> _Your objective_: Show, in full, each line of the data that contains "text".

> _Task material_:
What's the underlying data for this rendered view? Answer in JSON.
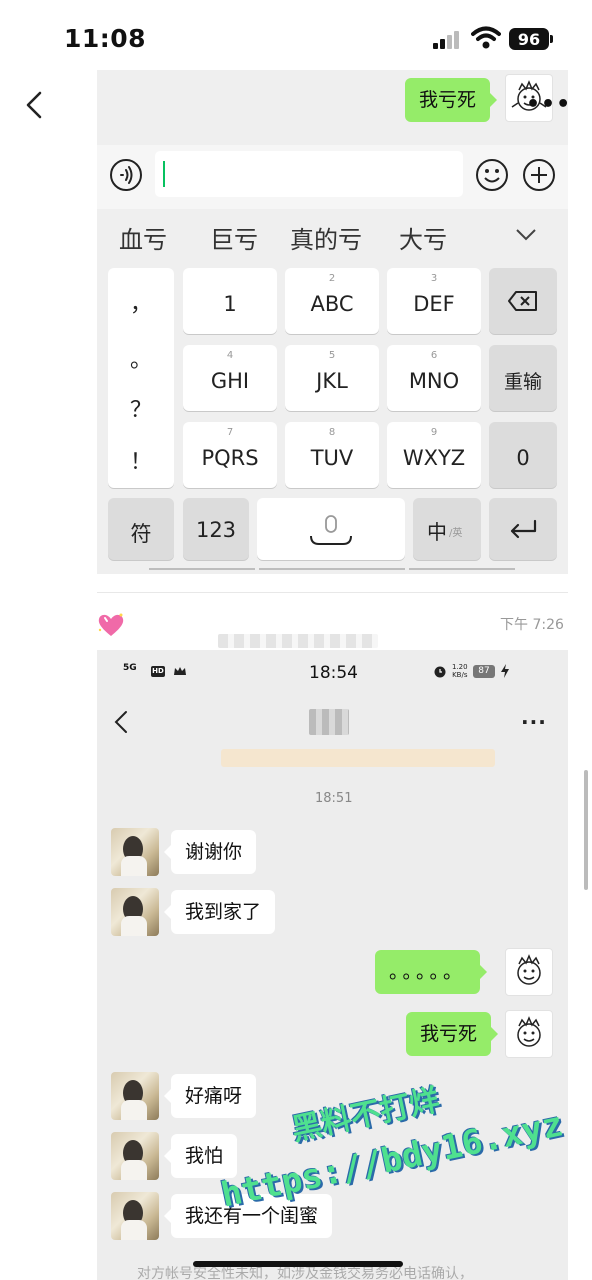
{
  "status_bar": {
    "time": "11:08",
    "battery": "96"
  },
  "top_chat": {
    "sent_message": "我亏死"
  },
  "ime": {
    "candidates": [
      "血亏",
      "巨亏",
      "真的亏",
      "大亏"
    ],
    "punct_keys": [
      "，",
      "。",
      "？",
      "！"
    ],
    "keys": [
      {
        "num": "",
        "label": "1"
      },
      {
        "num": "2",
        "label": "ABC"
      },
      {
        "num": "3",
        "label": "DEF"
      },
      {
        "num": "4",
        "label": "GHI"
      },
      {
        "num": "5",
        "label": "JKL"
      },
      {
        "num": "6",
        "label": "MNO"
      },
      {
        "num": "7",
        "label": "PQRS"
      },
      {
        "num": "8",
        "label": "TUV"
      },
      {
        "num": "9",
        "label": "WXYZ"
      }
    ],
    "retype_label": "重输",
    "zero_label": "0",
    "symbols_label": "符",
    "num_label": "123",
    "lang_label": "中",
    "lang_sub": "/英"
  },
  "meta": {
    "timestamp": "下午 7:26"
  },
  "inner": {
    "status_time": "18:54",
    "network": "5G",
    "hd": "HD",
    "speed": "1.20\nKB/s",
    "battery": "87",
    "more": "···",
    "time_label": "18:51",
    "messages": [
      {
        "from": "other",
        "text": "谢谢你"
      },
      {
        "from": "other",
        "text": "我到家了"
      },
      {
        "from": "me",
        "text": "。。。。。"
      },
      {
        "from": "me",
        "text": "我亏死"
      },
      {
        "from": "other",
        "text": "好痛呀"
      },
      {
        "from": "other",
        "text": "我怕"
      },
      {
        "from": "other",
        "text": "我还有一个闺蜜"
      }
    ],
    "footer": "对方帐号安全性未知，如涉及金钱交易务必电话确认，"
  },
  "watermark": {
    "line1": "黑料不打烊",
    "line2": "https://bdy16.xyz"
  },
  "colors": {
    "sent_bubble": "#95ec69",
    "accent": "#07c160"
  }
}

> _Output below_:
        "text": "谢谢你"
        "text": "我到家了"
        "text": "。。。。。"
        "text": "我亏死"
        "text": "好痛呀"
        "text": "我怕"
        "text": "我还有一个闺蜜"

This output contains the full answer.